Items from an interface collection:
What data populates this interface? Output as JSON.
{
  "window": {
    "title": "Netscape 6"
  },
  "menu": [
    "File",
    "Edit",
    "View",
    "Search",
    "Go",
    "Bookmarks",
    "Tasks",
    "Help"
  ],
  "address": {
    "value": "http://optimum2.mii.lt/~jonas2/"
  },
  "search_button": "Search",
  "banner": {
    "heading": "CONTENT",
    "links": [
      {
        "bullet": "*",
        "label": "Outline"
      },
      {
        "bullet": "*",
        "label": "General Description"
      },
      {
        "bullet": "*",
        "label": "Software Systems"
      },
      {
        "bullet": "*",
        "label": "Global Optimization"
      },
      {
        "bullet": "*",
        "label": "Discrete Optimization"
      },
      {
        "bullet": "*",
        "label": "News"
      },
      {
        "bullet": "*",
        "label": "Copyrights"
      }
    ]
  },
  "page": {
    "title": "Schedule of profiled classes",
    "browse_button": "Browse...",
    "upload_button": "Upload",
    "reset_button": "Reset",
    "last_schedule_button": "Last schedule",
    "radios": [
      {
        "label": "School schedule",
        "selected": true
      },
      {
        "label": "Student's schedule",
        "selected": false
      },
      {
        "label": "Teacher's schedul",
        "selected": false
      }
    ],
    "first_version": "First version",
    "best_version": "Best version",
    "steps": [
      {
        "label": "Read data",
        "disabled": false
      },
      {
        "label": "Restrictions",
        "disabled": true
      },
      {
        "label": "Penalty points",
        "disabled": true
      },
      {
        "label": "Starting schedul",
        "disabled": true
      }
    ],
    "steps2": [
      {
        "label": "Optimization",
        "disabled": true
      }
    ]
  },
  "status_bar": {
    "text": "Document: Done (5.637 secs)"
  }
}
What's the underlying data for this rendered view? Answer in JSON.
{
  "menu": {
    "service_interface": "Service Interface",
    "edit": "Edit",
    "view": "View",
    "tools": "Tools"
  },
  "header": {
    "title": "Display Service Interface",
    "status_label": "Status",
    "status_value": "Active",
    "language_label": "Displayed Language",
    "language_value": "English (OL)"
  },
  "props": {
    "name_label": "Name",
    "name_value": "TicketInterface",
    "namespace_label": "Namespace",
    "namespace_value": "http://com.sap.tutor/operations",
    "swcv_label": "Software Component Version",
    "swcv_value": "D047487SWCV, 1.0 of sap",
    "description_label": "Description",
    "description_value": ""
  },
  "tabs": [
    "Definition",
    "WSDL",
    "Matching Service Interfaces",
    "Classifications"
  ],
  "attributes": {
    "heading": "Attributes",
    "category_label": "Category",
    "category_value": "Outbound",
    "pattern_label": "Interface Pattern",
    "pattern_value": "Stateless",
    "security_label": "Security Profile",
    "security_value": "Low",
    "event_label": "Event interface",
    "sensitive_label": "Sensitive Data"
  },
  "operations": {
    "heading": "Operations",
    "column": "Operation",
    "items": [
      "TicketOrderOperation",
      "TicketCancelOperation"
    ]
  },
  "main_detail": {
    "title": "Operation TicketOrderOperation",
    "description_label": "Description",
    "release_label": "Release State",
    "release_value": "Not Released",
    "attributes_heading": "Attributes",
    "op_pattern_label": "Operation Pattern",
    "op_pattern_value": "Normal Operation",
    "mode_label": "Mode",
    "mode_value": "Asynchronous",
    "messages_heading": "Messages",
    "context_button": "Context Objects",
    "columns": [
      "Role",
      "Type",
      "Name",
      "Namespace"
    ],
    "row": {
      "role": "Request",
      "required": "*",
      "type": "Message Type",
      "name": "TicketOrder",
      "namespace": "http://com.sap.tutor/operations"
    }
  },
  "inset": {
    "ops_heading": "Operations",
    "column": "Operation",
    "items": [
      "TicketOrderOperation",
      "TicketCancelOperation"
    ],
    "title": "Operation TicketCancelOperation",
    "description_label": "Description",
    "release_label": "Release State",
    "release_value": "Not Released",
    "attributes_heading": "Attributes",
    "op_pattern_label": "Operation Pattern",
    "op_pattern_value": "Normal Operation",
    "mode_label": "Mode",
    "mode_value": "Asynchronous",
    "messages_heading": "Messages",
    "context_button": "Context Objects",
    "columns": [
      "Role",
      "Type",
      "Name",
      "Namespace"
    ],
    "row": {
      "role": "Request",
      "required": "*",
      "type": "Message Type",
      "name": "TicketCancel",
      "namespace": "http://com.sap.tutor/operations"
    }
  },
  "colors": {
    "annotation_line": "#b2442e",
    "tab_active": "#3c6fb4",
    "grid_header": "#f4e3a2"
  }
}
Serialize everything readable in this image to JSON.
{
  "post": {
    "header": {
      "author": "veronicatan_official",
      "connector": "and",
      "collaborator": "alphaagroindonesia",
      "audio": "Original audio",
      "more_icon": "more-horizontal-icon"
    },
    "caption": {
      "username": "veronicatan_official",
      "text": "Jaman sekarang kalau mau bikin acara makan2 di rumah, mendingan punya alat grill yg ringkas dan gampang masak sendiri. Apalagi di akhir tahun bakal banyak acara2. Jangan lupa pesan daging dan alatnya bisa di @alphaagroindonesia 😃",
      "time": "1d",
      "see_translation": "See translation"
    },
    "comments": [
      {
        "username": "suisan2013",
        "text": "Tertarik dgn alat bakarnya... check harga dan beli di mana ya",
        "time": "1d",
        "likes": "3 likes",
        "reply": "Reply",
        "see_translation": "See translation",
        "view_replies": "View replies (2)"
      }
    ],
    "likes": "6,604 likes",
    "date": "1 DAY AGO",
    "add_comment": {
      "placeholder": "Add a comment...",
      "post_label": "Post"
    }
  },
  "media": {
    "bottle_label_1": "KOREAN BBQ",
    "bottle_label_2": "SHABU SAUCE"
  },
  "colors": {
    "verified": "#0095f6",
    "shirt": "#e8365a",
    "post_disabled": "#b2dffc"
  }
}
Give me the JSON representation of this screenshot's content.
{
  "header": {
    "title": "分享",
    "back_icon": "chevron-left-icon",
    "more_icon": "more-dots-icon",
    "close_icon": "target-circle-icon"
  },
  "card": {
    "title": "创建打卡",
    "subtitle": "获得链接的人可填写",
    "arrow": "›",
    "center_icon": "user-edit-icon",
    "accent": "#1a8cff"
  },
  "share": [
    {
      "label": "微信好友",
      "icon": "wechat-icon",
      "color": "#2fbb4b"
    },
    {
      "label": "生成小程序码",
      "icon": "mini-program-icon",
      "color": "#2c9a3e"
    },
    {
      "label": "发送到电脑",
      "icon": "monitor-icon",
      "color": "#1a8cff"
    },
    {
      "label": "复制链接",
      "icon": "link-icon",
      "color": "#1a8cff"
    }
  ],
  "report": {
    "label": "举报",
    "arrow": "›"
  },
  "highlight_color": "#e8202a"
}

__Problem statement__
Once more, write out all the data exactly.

__Answer for the task__
What data populates this interface? Output as JSON.
{
  "window": {
    "title": "Netscape 6"
  },
  "menu": [
    "File",
    "Edit",
    "View",
    "Search",
    "Go",
    "Bookmarks",
    "Tasks",
    "Help"
  ],
  "address": {
    "value": "http://optimum2.mii.lt/~jonas2/"
  },
  "search_button": "Search",
  "banner": {
    "heading": "CONTENT",
    "links": [
      {
        "bullet": "*",
        "label": "Outline"
      },
      {
        "bullet": "*",
        "label": "General Description"
      },
      {
        "bullet": "*",
        "label": "Software Systems"
      },
      {
        "bullet": "*",
        "label": "Global Optimization"
      },
      {
        "bullet": "*",
        "label": "Discrete Optimization"
      },
      {
        "bullet": "*",
        "label": "News"
      },
      {
        "bullet": "*",
        "label": "Copyrights"
      }
    ]
  },
  "page": {
    "title": "Schedule of profiled classes",
    "browse_button": "Browse...",
    "upload_button": "Upload",
    "reset_button": "Reset",
    "last_schedule_button": "Last schedule",
    "radios": [
      {
        "label": "School schedule",
        "selected": true
      },
      {
        "label": "Student's schedule",
        "selected": false
      },
      {
        "label": "Teacher's schedul",
        "selected": false
      }
    ],
    "first_version": "First version",
    "best_version": "Best version",
    "steps": [
      {
        "label": "Read data",
        "disabled": false
      },
      {
        "label": "Restrictions",
        "disabled": true
      },
      {
        "label": "Penalty points",
        "disabled": true
      },
      {
        "label": "Starting schedul",
        "disabled": true
      }
    ],
    "steps2": [
      {
        "label": "Optimization",
        "disabled": true
      }
    ]
  },
  "status_bar": {
    "text": "Document: Done (5.637 secs)"
  }
}
What's the underlying data for this rendered view? Answer in JSON.
{
  "menu": {
    "service_interface": "Service Interface",
    "edit": "Edit",
    "view": "View",
    "tools": "Tools"
  },
  "header": {
    "title": "Display Service Interface",
    "status_label": "Status",
    "status_value": "Active",
    "language_label": "Displayed Language",
    "language_value": "English (OL)"
  },
  "props": {
    "name_label": "Name",
    "name_value": "TicketInterface",
    "namespace_label": "Namespace",
    "namespace_value": "http://com.sap.tutor/operations",
    "swcv_label": "Software Component Version",
    "swcv_value": "D047487SWCV, 1.0 of sap",
    "description_label": "Description",
    "description_value": ""
  },
  "tabs": [
    "Definition",
    "WSDL",
    "Matching Service Interfaces",
    "Classifications"
  ],
  "attributes": {
    "heading": "Attributes",
    "category_label": "Category",
    "category_value": "Outbound",
    "pattern_label": "Interface Pattern",
    "pattern_value": "Stateless",
    "security_label": "Security Profile",
    "security_value": "Low",
    "event_label": "Event interface",
    "sensitive_label": "Sensitive Data"
  },
  "operations": {
    "heading": "Operations",
    "column": "Operation",
    "items": [
      "TicketOrderOperation",
      "TicketCancelOperation"
    ]
  },
  "main_detail": {
    "title": "Operation TicketOrderOperation",
    "description_label": "Description",
    "release_label": "Release State",
    "release_value": "Not Released",
    "attributes_heading": "Attributes",
    "op_pattern_label": "Operation Pattern",
    "op_pattern_value": "Normal Operation",
    "mode_label": "Mode",
    "mode_value": "Asynchronous",
    "messages_heading": "Messages",
    "context_button": "Context Objects",
    "columns": [
      "Role",
      "Type",
      "Name",
      "Namespace"
    ],
    "row": {
      "role": "Request",
      "required": "*",
      "type": "Message Type",
      "name": "TicketOrder",
      "namespace": "http://com.sap.tutor/operations"
    }
  },
  "inset": {
    "ops_heading": "Operations",
    "column": "Operation",
    "items": [
      "TicketOrderOperation",
      "TicketCancelOperation"
    ],
    "title": "Operation TicketCancelOperation",
    "description_label": "Description",
    "release_label": "Release State",
    "release_value": "Not Released",
    "attributes_heading": "Attributes",
    "op_pattern_label": "Operation Pattern",
    "op_pattern_value": "Normal Operation",
    "mode_label": "Mode",
    "mode_value": "Asynchronous",
    "messages_heading": "Messages",
    "context_button": "Context Objects",
    "columns": [
      "Role",
      "Type",
      "Name",
      "Namespace"
    ],
    "row": {
      "role": "Request",
      "required": "*",
      "type": "Message Type",
      "name": "TicketCancel",
      "namespace": "http://com.sap.tutor/operations"
    }
  },
  "colors": {
    "annotation_line": "#b2442e",
    "tab_active": "#3c6fb4",
    "grid_header": "#f4e3a2"
  }
}
Serialize everything readable in this image to JSON.
{
  "post": {
    "header": {
      "author": "veronicatan_official",
      "connector": "and",
      "collaborator": "alphaagroindonesia",
      "audio": "Original audio",
      "more_icon": "more-horizontal-icon"
    },
    "caption": {
      "username": "veronicatan_official",
      "text": "Jaman sekarang kalau mau bikin acara makan2 di rumah, mendingan punya alat grill yg ringkas dan gampang masak sendiri. Apalagi di akhir tahun bakal banyak acara2. Jangan lupa pesan daging dan alatnya bisa di @alphaagroindonesia 😃",
      "time": "1d",
      "see_translation": "See translation"
    },
    "comments": [
      {
        "username": "suisan2013",
        "text": "Tertarik dgn alat bakarnya... check harga dan beli di mana ya",
        "time": "1d",
        "likes": "3 likes",
        "reply": "Reply",
        "see_translation": "See translation",
        "view_replies": "View replies (2)"
      }
    ],
    "likes": "6,604 likes",
    "date": "1 DAY AGO",
    "add_comment": {
      "placeholder": "Add a comment...",
      "post_label": "Post"
    }
  },
  "media": {
    "bottle_label_1": "KOREAN BBQ",
    "bottle_label_2": "SHABU SAUCE"
  },
  "colors": {
    "verified": "#0095f6",
    "shirt": "#e8365a",
    "post_disabled": "#b2dffc"
  }
}
Give me the JSON representation of this screenshot's content.
{
  "header": {
    "title": "分享",
    "back_icon": "chevron-left-icon",
    "more_icon": "more-dots-icon",
    "close_icon": "target-circle-icon"
  },
  "card": {
    "title": "创建打卡",
    "subtitle": "获得链接的人可填写",
    "arrow": "›",
    "center_icon": "user-edit-icon",
    "accent": "#1a8cff"
  },
  "share": [
    {
      "label": "微信好友",
      "icon": "wechat-icon",
      "color": "#2fbb4b"
    },
    {
      "label": "生成小程序码",
      "icon": "mini-program-icon",
      "color": "#2c9a3e"
    },
    {
      "label": "发送到电脑",
      "icon": "monitor-icon",
      "color": "#1a8cff"
    },
    {
      "label": "复制链接",
      "icon": "link-icon",
      "color": "#1a8cff"
    }
  ],
  "report": {
    "label": "举报",
    "arrow": "›"
  },
  "highlight_color": "#e8202a"
}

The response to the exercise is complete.